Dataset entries

►

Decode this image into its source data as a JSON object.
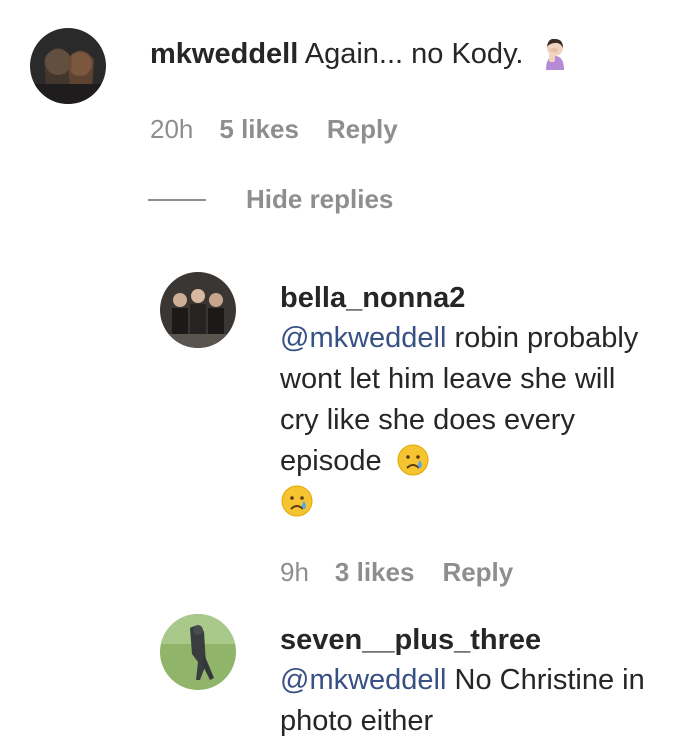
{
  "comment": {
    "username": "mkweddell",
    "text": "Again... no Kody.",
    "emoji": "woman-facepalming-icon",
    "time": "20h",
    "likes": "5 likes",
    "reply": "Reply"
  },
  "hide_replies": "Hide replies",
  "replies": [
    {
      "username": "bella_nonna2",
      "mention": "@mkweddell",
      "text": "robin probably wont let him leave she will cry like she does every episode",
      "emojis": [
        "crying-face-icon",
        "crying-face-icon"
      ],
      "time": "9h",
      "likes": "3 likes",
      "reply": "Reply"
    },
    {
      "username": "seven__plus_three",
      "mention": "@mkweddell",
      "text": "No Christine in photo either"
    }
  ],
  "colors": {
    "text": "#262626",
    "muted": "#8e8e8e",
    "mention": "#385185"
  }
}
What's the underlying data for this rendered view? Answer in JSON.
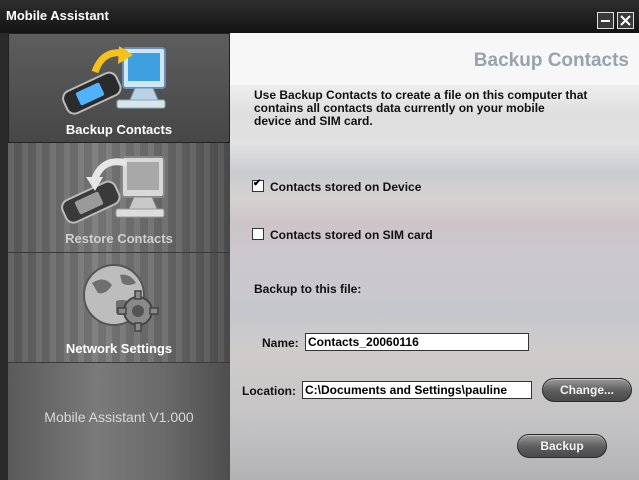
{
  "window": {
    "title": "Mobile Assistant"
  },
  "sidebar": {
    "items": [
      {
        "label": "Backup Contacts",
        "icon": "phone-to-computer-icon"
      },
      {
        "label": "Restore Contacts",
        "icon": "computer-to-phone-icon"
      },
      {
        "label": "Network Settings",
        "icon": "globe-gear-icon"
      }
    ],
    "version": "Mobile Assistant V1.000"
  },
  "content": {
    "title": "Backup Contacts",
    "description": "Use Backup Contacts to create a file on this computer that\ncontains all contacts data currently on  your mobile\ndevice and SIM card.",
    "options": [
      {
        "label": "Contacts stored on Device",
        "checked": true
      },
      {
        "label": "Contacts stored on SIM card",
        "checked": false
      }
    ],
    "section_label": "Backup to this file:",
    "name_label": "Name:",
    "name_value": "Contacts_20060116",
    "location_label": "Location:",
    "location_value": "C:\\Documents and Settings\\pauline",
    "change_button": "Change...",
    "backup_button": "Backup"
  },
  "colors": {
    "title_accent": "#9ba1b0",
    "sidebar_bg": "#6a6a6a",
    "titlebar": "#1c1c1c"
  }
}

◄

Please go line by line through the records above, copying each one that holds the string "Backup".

        "label": "Backup Contacts",
    "title": "Backup Contacts",
    "description": "Use Backup Contacts to create a file on this computer that\ncontains all contacts data currently on  your mobile\ndevice and SIM card.",
    "section_label": "Backup to this file:",
    "backup_button": "Backup"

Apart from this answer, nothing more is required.